Tablets have been one of the biggest technology issues of 2011, so it’s perhaps fitting that as the year winds to a close, one of the largest and most acrimonious legal battles surrounding tablets has come to a conclusion. Earlier in the year, Apple had sought to block Samsung from selling the Galaxy Tab 10.1, a Tablet running the Android 3.0 (“Honeycomb”) operating system. Not because there was anything wrong with Honeycomb, but because Apple felt it infringed on its iPad and specifically some patents relating to it. I’m no lawyer and hardly qualified to comment on the legal proceedings that took place, except to say that they were lengthy, no doubt expensive, and seemed to see-saw back and forth with each given week.
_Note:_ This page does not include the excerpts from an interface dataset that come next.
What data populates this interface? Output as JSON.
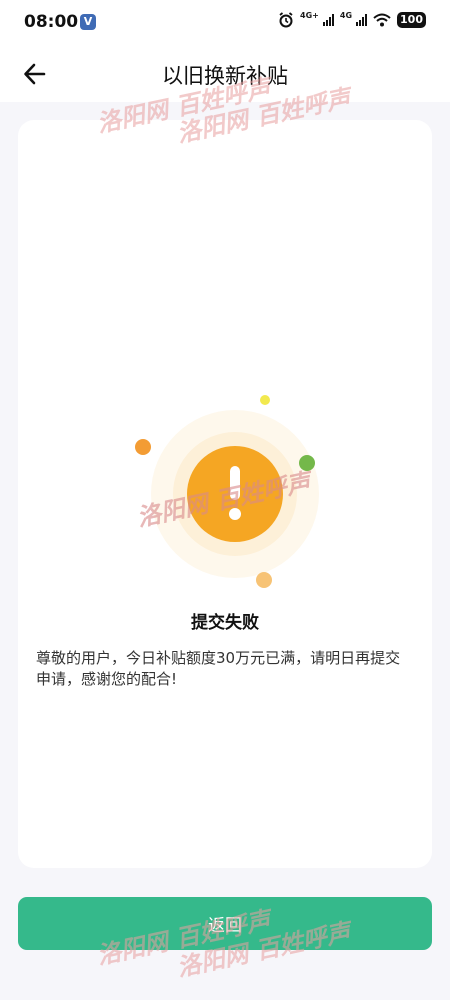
{
  "status_bar": {
    "time": "08:00",
    "app_badge": "V",
    "network_1": "4G+",
    "network_2": "4G",
    "battery": "100"
  },
  "nav": {
    "title": "以旧换新补贴",
    "back_icon": "arrow-left-icon"
  },
  "result": {
    "icon": "warning-exclamation-icon",
    "accent_color": "#f5a623",
    "title": "提交失败",
    "message": "尊敬的用户，今日补贴额度30万元已满，请明日再提交申请，感谢您的配合!"
  },
  "actions": {
    "return_label": "返回",
    "button_color": "#35b98b"
  },
  "watermarks": [
    "洛阳网 百姓呼声",
    "洛阳网 百姓呼声",
    "洛阳网 百姓呼声",
    "洛阳网 百姓呼声",
    "洛阳网 百姓呼声"
  ]
}
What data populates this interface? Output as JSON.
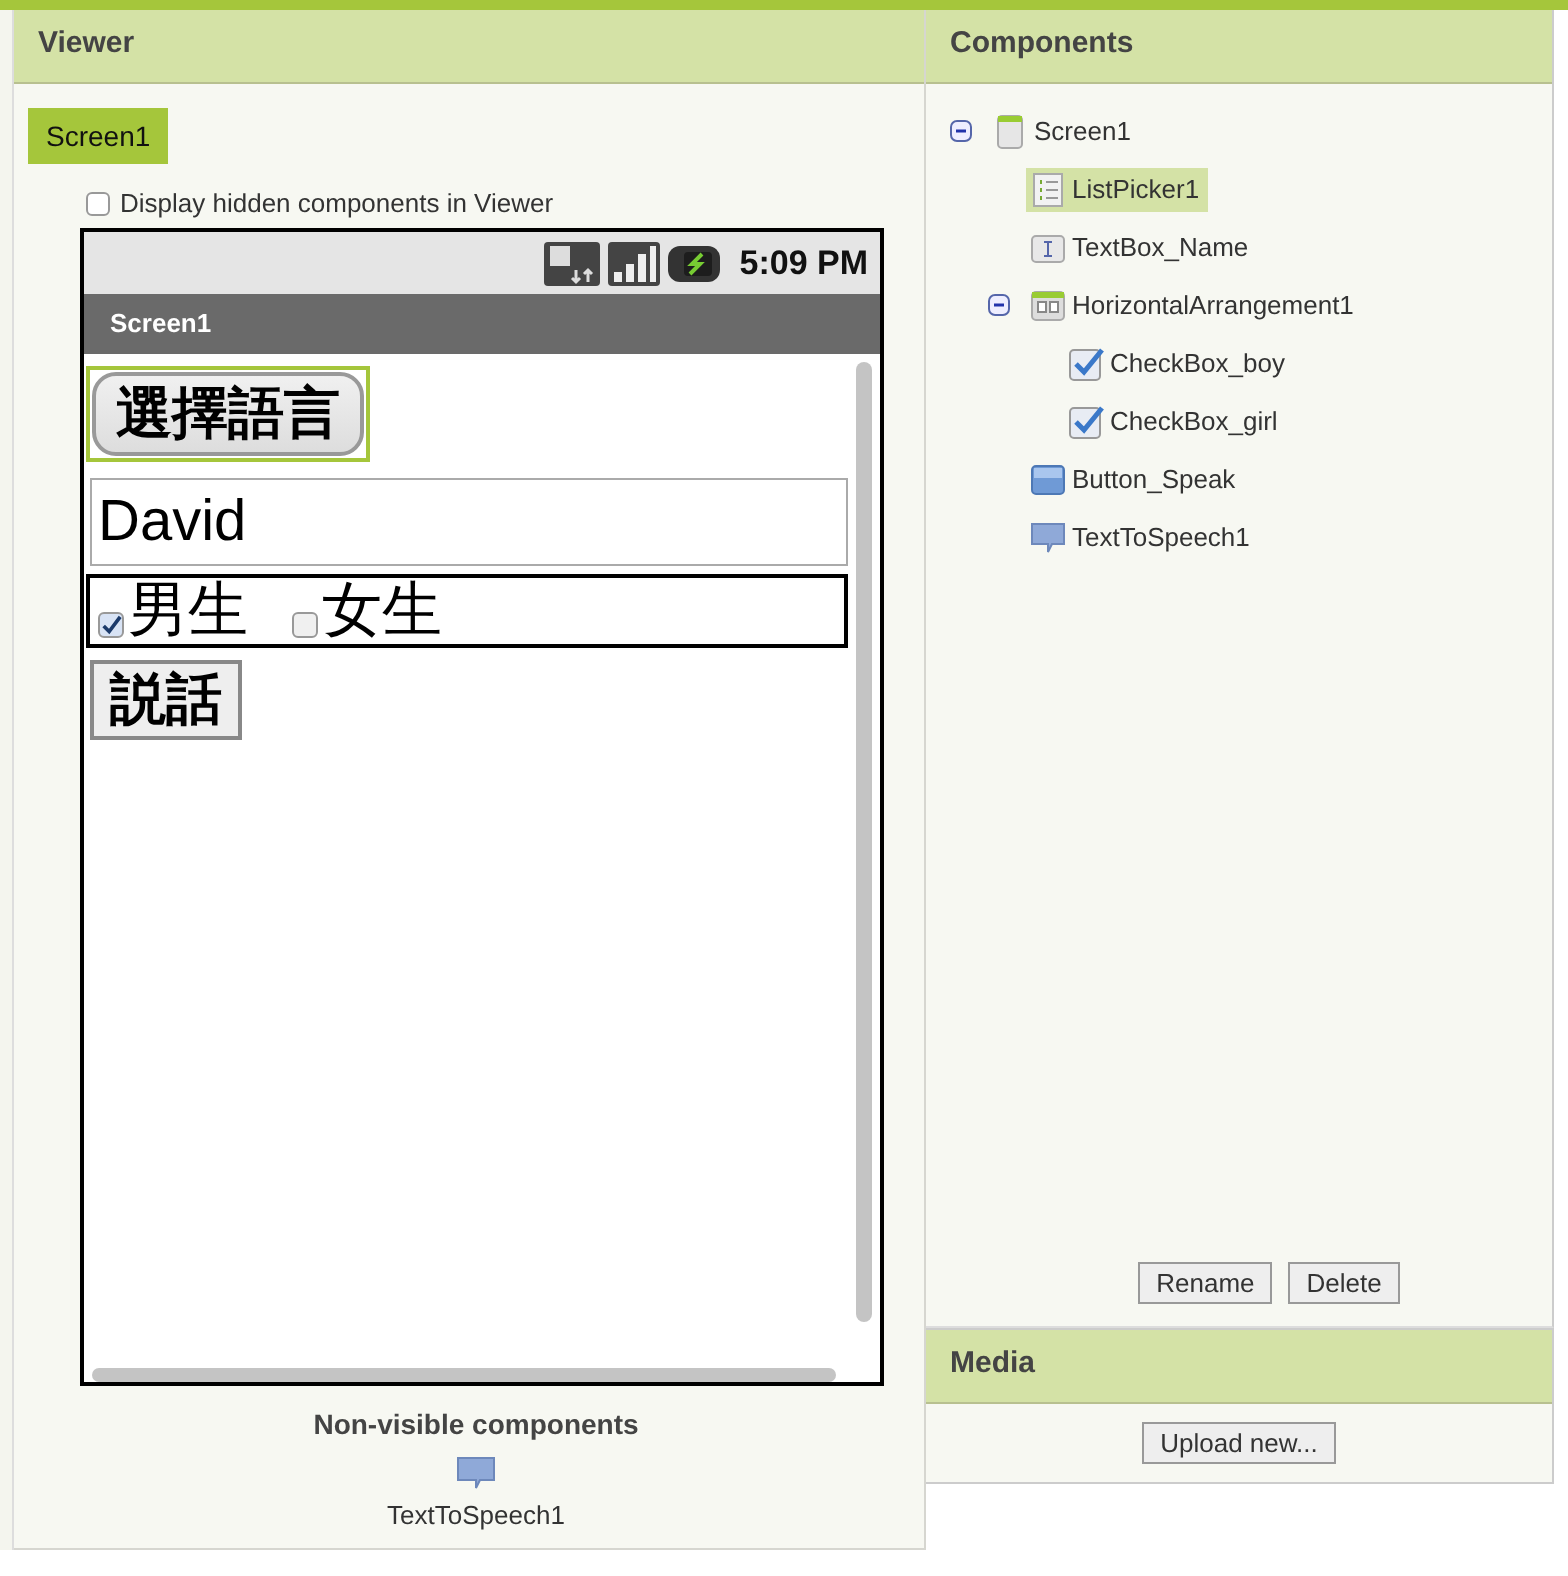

At long last, after appeals, Samsung’s been granted the rights to sell the tablet in Australia; it will do so directly through retailers with a 16GB Galaxy Tab 10.1 costing $579 outright or $729 if you want the 3G-enabled version of the tablet. Telcos have also announced plans to sell the 10.1 on contract, although at the time of writing only Vodafone had announced exact pricing; that may well change by the time you read this.
For the truly technology keen, the 10.1’s been available through grey market importers for some time, so it’s not exactly a new product to our shores in one sense. I’ve not had the chance to test out an “official” Galaxy Tab 10.1 through Samsung directly as yet, but I have had some hands on time with a directly imported unit. It’s certainly a nicely designed tablet; I can see why it could have irked Apple as the feel is terribly iPad-esque, but having said that I’d better clarify again; I’m not a lawyer and even with that caveat I’m not entirely comfortable with the idea that this should be enough to have any product banned per se.
Getting them onto retail shelves will be the interesting next step, especially depending on how keen consumers end up being to actually buy them. There’s no shortage of competing tablets; even ignoring Apple you could buy a tablet from vendors such as Acer or Asus already, and whether the Tab 10.1 will grab attention will be interesting to see. I’m writing this at the moment rather remotely from the UK, where the Tab 10.1 has been available for many months, and anecdotally from what I can see — and especially what I can see busy technology shoppers actually stopping to test — the Tab 10.1 is seen as “just another tablet”. Given how long and hard Samsung Australia’s fought to have it appear on Australian shelves, I’m betting that’s not the response they’re hoping for from Aussie consumers. It’s worth noting that the Tab 10.1, like much of the rest of this year’s Android tablet crop, is an Android 3 product; the latest Android iteration, Android 4.0 (“Ice Cream Sandwich”, if you want its official product name) is currently only officially available on one phone, although ironically that’s a Samsung product; a phone produced for Google called the Google Galaxy Nexus. Ice Cream Sandwich is meant to bridge the divide between phones and tablets and is expected to be available on a wide variety of tablets, but it’s not yet confirmed at all if it’ll come to the Tab 10.1 or not.